“We’re playing with a smaller group,” Donovan said. “It is what it is. You’re getting guys like (Bitim), like Dalen, that have gotten an opportunity to play and they’re learning from some of those things.”

The Bulls still have an easy escape valve on defense — Caruso, who is on track for another All-Defense selection as he ranks fifth in the league in steals (1.6).

But to slow teams effectively, the Bulls will have to recover their presence on the boards and elevate young players like Terry and Bitim to a higher level of defense.

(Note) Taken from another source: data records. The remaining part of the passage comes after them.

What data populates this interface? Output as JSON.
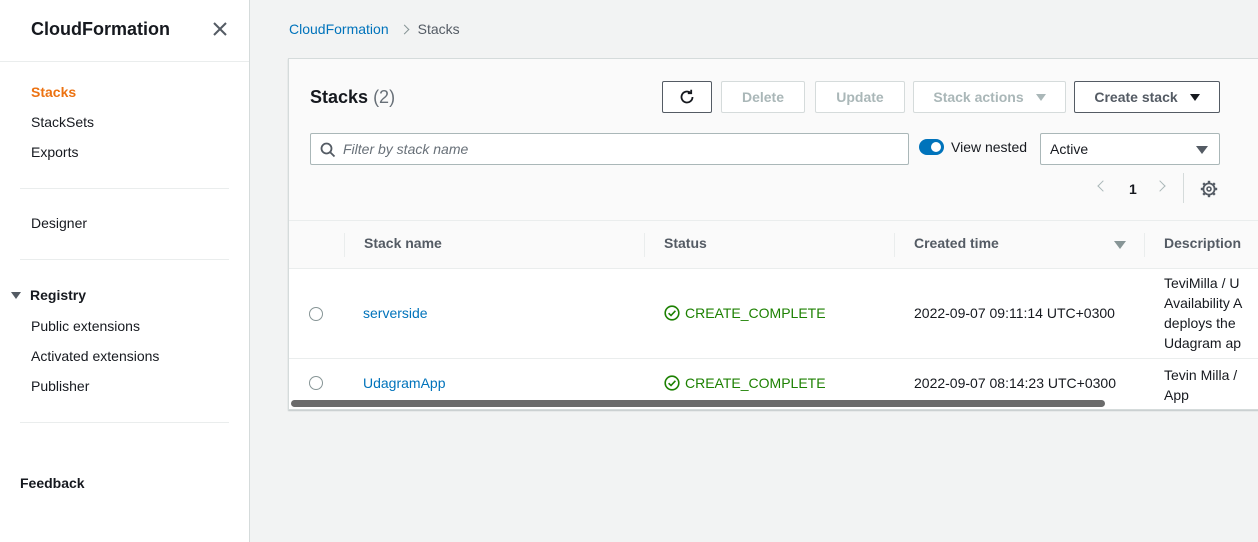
{
  "sidebar": {
    "title": "CloudFormation",
    "nav": [
      "Stacks",
      "StackSets",
      "Exports"
    ],
    "designer": "Designer",
    "registry": {
      "label": "Registry",
      "items": [
        "Public extensions",
        "Activated extensions",
        "Publisher"
      ]
    },
    "feedback": "Feedback"
  },
  "breadcrumb": {
    "root": "CloudFormation",
    "current": "Stacks"
  },
  "stacks_panel": {
    "title": "Stacks",
    "count": "(2)",
    "buttons": {
      "delete": "Delete",
      "update": "Update",
      "stack_actions": "Stack actions",
      "create_stack": "Create stack"
    },
    "filter_placeholder": "Filter by stack name",
    "view_nested_label": "View nested",
    "view_nested_on": true,
    "status_filter": "Active",
    "page": "1"
  },
  "table": {
    "columns": [
      "Stack name",
      "Status",
      "Created time",
      "Description"
    ],
    "rows": [
      {
        "name": "serverside",
        "status": "CREATE_COMPLETE",
        "created": "2022-09-07 09:11:14 UTC+0300",
        "description": "TeviMilla / U\nAvailability A\ndeploys the\nUdagram ap"
      },
      {
        "name": "UdagramApp",
        "status": "CREATE_COMPLETE",
        "created": "2022-09-07 08:14:23 UTC+0300",
        "description": "Tevin Milla /\nApp"
      }
    ]
  },
  "colors": {
    "accent_orange": "#ec7211",
    "link_blue": "#0073bb",
    "success_green": "#1d8102"
  }
}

“You put any young guys out there in the fire, you can’t expect them to be completely right every time,” DeRozan said. “But the effort is there. It’s on us to help those guys so they can feel more comfortable. We can’t rely on one person to cover everything for us. It’s a team effort with all five guys.”